__YOUR OBJECTIVE__. From the listing below, return every line with the string "Current" in it.

════════════════════

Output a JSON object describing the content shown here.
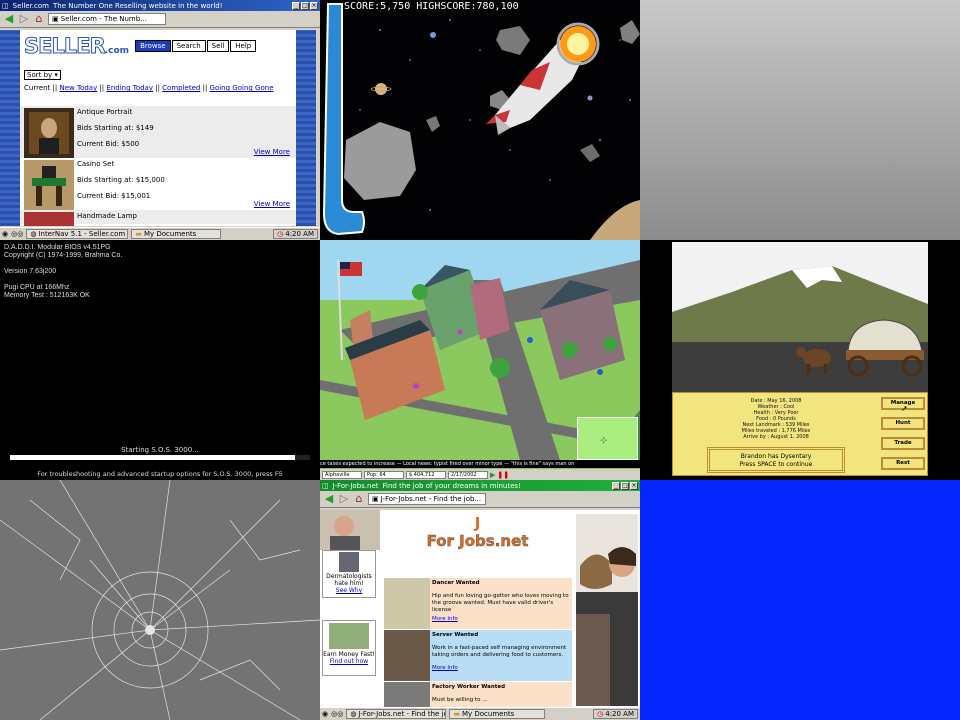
{
  "browser": {
    "title": "Seller.com",
    "subtitle": "The Number One Reselling website in the world!",
    "tab": "Seller.com - The Numb...",
    "logo": "SELLER",
    "logo_suffix": ".com",
    "nav": [
      "Browse",
      "Search",
      "Sell",
      "Help"
    ],
    "sort_label": "Sort by",
    "filters": {
      "current": "Current",
      "links": [
        "New Today",
        "Ending Today",
        "Completed",
        "Going Going Gone"
      ]
    },
    "listings": [
      {
        "name": "Antique Portrait",
        "bids_start": "Bids Starting at: $149",
        "current_bid": "Current Bid: $500",
        "more": "View More"
      },
      {
        "name": "Casino Set",
        "bids_start": "Bids Starting at: $15,000",
        "current_bid": "Current Bid: $15,001",
        "more": "View More"
      },
      {
        "name": "Handmade Lamp"
      }
    ],
    "taskbar": {
      "app": "InterNav 5.1 - Seller.com",
      "folder": "My Documents",
      "clock": "4:20 AM"
    }
  },
  "space_game": {
    "score_label": "SCORE:",
    "score": "5,750",
    "highscore_label": "HIGHSCORE:",
    "highscore": "780,100"
  },
  "bios": {
    "lines": [
      "D.A.D.D.I. Modular BIOS v4.51PG",
      "Copyright (C) 1974-1999, Brahma Co.",
      "",
      "Version 7.63j200",
      "",
      "Pugi CPU at 166Mhz",
      "Memory Test : 512163K OK"
    ],
    "status": "Starting S.O.S. 3000...",
    "progress": 0.95,
    "hint": "For troubleshooting and advanced startup options for S.O.S. 3000, press F5"
  },
  "city_game": {
    "ticker": "ce taxes expected to increase — Local news: typist fired over minor type — \"this is fine\" says man on",
    "town": "Alphaville",
    "pop": "Pop: 64",
    "funds": "$ 404,712",
    "date": "2/17/2002"
  },
  "trail_game": {
    "stats": [
      "Date : May 16, 2008",
      "Weather : Cool",
      "Health : Very Poor",
      "Food : 0 Pounds",
      "Next Landmark : 539 Miles",
      "Miles traveled : 1,776 Miles",
      "Arrive by : August 1, 2008"
    ],
    "message": [
      "Brandon has Dysentary",
      "Press SPACE to continue"
    ],
    "buttons": [
      "Manage",
      "Hunt",
      "Trade",
      "Rest"
    ]
  },
  "jobs": {
    "title": "J-For-Jobs.net",
    "subtitle": "Find the job of your dreams in minutes!",
    "tab": "J-For-Jobs.net - Find the job...",
    "logo_letter": "J",
    "logo": "For Jobs.net",
    "ads": [
      {
        "text": "Dermatologists hate him!",
        "link": "See Why"
      },
      {
        "text": "Earn Money Fast!",
        "link": "Find out how"
      }
    ],
    "listings": [
      {
        "title": "Dancer Wanted",
        "desc": "Hip and fun loving go-getter who loves moving to the groove wanted. Must have valid driver's license",
        "more": "More Info"
      },
      {
        "title": "Server Wanted",
        "desc": "Work in a fast-paced self managing environment taking orders and delivering food to customers.",
        "more": "More Info"
      },
      {
        "title": "Factory Worker Wanted",
        "desc": "Must be willing to ..."
      }
    ],
    "taskbar": {
      "app": "J-For-Jobs.net - Find the job...",
      "folder": "My Documents",
      "clock": "4:20 AM"
    }
  }
}
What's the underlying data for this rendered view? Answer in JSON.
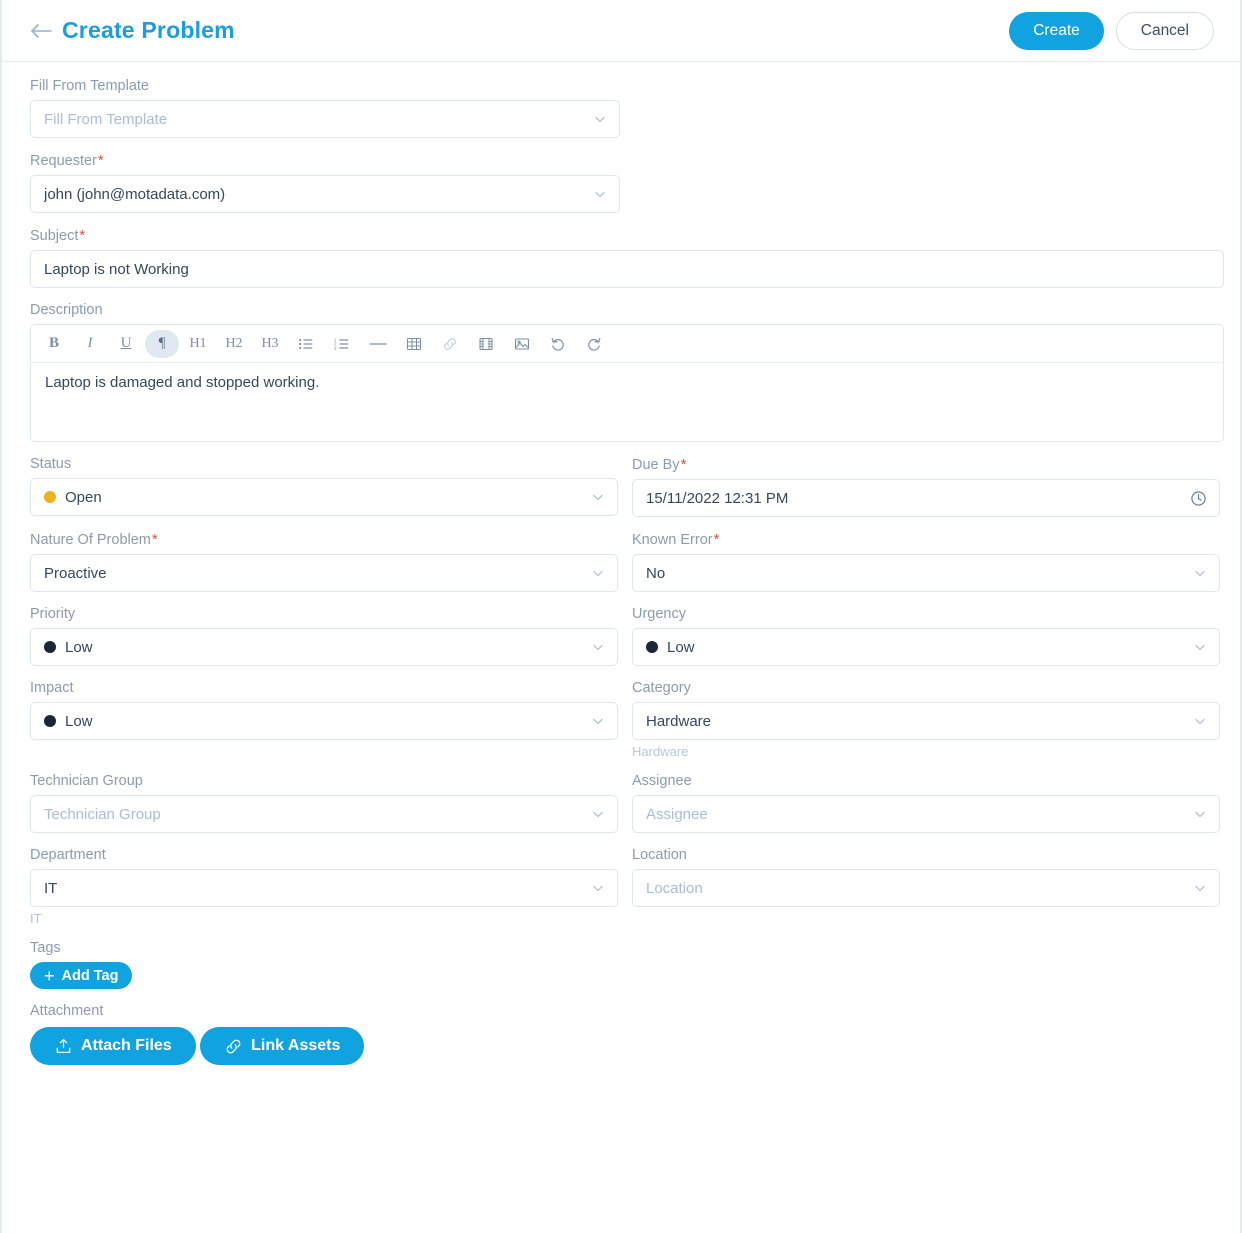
{
  "header": {
    "back_icon": "arrow-left-icon",
    "title": "Create Problem",
    "create_label": "Create",
    "cancel_label": "Cancel",
    "accent_color": "#11a2e0"
  },
  "form": {
    "fill_from_template": {
      "label": "Fill From Template",
      "value": "",
      "placeholder": "Fill From Template"
    },
    "requester": {
      "label": "Requester",
      "required": "*",
      "value": "john (john@motadata.com)"
    },
    "subject": {
      "label": "Subject",
      "required": "*",
      "value": "Laptop is not Working"
    },
    "description": {
      "label": "Description",
      "value": "Laptop is damaged and stopped working.",
      "toolbar": [
        {
          "name": "bold-icon",
          "glyph": "B"
        },
        {
          "name": "italic-icon",
          "glyph": "I"
        },
        {
          "name": "underline-icon",
          "glyph": "U"
        },
        {
          "name": "paragraph-icon",
          "glyph": "¶"
        },
        {
          "name": "heading-1-icon",
          "glyph": "H1"
        },
        {
          "name": "heading-2-icon",
          "glyph": "H2"
        },
        {
          "name": "heading-3-icon",
          "glyph": "H3"
        },
        {
          "name": "bullet-list-icon",
          "glyph": ""
        },
        {
          "name": "ordered-list-icon",
          "glyph": ""
        },
        {
          "name": "horizontal-rule-icon",
          "glyph": ""
        },
        {
          "name": "table-icon",
          "glyph": ""
        },
        {
          "name": "link-icon",
          "glyph": ""
        },
        {
          "name": "video-icon",
          "glyph": ""
        },
        {
          "name": "image-icon",
          "glyph": ""
        },
        {
          "name": "undo-icon",
          "glyph": ""
        },
        {
          "name": "redo-icon",
          "glyph": ""
        }
      ]
    },
    "status": {
      "label": "Status",
      "value": "Open",
      "dot_color": "#efb020"
    },
    "due_by": {
      "label": "Due By",
      "required": "*",
      "value": "15/11/2022 12:31 PM",
      "icon": "clock-icon"
    },
    "nature_of_problem": {
      "label": "Nature Of Problem",
      "required": "*",
      "value": "Proactive"
    },
    "known_error": {
      "label": "Known Error",
      "required": "*",
      "value": "No"
    },
    "priority": {
      "label": "Priority",
      "value": "Low",
      "dot_color": "#1b2738"
    },
    "urgency": {
      "label": "Urgency",
      "value": "Low",
      "dot_color": "#1b2738"
    },
    "impact": {
      "label": "Impact",
      "value": "Low",
      "dot_color": "#1b2738"
    },
    "category": {
      "label": "Category",
      "value": "Hardware",
      "helper": "Hardware"
    },
    "technician_group": {
      "label": "Technician Group",
      "value": "",
      "placeholder": "Technician Group"
    },
    "assignee": {
      "label": "Assignee",
      "value": "",
      "placeholder": "Assignee"
    },
    "department": {
      "label": "Department",
      "value": "IT",
      "helper": "IT"
    },
    "location": {
      "label": "Location",
      "value": "",
      "placeholder": "Location"
    },
    "tags": {
      "label": "Tags",
      "add_label": "Add Tag",
      "plus": "+"
    },
    "attachment": {
      "label": "Attachment",
      "attach_files_label": "Attach Files",
      "link_assets_label": "Link Assets"
    }
  }
}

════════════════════

__EXPECTED OUTPUT__.
      "current": "Current",
        "current_bid": "Current Bid: $500",
        "current_bid": "Current Bid: $15,001",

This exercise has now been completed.